- BGP Records
Free Will is the second studio album by American poet Gil Scott-Heron, released in August 1972 on Flying Dutchman Records.
It is the follow-up to Scott-Heron's critically acclaimed studio debut, Pieces of a Man (1971), and it is the second album to feature him working with keyboardist Brian Jackson.
The title track opens up the album with a meditation on personal responsibility. One of Scott-Heron's best known performances, "The Get out of the Ghetto Blues" is a moving ghetto warning and features bluesy instrumentation by pianist Brian Jackson and guitarist David Spinozza. The second side functions more as a live rap session with Brian Jackson on flute and a couple of percussionists. "Ain't No New Thing" emphasizes Scott-Heron's black pride, which he previously displayed on his debut album, by presenting an argument about the placement of black culture into the American mainstream.

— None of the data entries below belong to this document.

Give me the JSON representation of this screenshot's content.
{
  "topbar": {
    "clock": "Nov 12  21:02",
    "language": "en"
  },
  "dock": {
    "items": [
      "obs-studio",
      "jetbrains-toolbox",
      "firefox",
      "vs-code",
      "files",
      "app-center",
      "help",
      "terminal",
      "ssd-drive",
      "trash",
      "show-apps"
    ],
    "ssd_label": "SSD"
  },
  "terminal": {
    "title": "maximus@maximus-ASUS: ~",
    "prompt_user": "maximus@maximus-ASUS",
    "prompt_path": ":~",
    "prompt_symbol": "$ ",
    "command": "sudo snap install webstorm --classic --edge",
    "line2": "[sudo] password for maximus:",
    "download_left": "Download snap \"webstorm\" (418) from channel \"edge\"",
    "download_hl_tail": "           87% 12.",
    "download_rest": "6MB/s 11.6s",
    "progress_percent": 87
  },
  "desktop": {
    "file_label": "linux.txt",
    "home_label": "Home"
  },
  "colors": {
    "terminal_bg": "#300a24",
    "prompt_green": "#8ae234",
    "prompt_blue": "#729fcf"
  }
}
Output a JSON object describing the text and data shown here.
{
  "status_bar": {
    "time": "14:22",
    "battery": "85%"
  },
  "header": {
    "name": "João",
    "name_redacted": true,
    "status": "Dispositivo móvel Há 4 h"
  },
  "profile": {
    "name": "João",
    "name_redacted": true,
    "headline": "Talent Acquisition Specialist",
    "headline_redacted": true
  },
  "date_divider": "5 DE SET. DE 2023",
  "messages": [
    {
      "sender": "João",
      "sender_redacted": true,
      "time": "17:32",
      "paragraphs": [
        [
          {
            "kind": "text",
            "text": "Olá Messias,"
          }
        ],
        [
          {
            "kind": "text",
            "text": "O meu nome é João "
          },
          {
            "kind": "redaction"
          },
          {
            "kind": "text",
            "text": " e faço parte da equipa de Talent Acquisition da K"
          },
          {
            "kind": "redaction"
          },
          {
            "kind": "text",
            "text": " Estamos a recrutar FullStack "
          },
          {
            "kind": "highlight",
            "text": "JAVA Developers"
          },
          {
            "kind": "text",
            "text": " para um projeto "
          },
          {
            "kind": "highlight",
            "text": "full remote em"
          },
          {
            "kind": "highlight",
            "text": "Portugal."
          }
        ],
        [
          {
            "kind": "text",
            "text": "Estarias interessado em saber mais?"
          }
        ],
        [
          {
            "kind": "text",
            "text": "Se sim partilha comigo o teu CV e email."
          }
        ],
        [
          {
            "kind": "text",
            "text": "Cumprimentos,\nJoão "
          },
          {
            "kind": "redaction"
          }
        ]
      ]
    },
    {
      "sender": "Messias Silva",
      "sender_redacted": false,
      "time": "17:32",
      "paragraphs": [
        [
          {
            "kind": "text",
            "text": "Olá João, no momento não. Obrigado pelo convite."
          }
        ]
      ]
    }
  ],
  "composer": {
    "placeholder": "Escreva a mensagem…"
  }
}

"Wiggy" is a haiku-like appreciation of natural black hair. The themes of police brutality, violence, and self-exploration are still present as they were on Scott-Heron's previous albums. "No Knock", a reference to a police policy whereby knocking is not required before entering a house, and "... And Then He Wrote Meditations", a tribute to John Coltrane, continue these themes.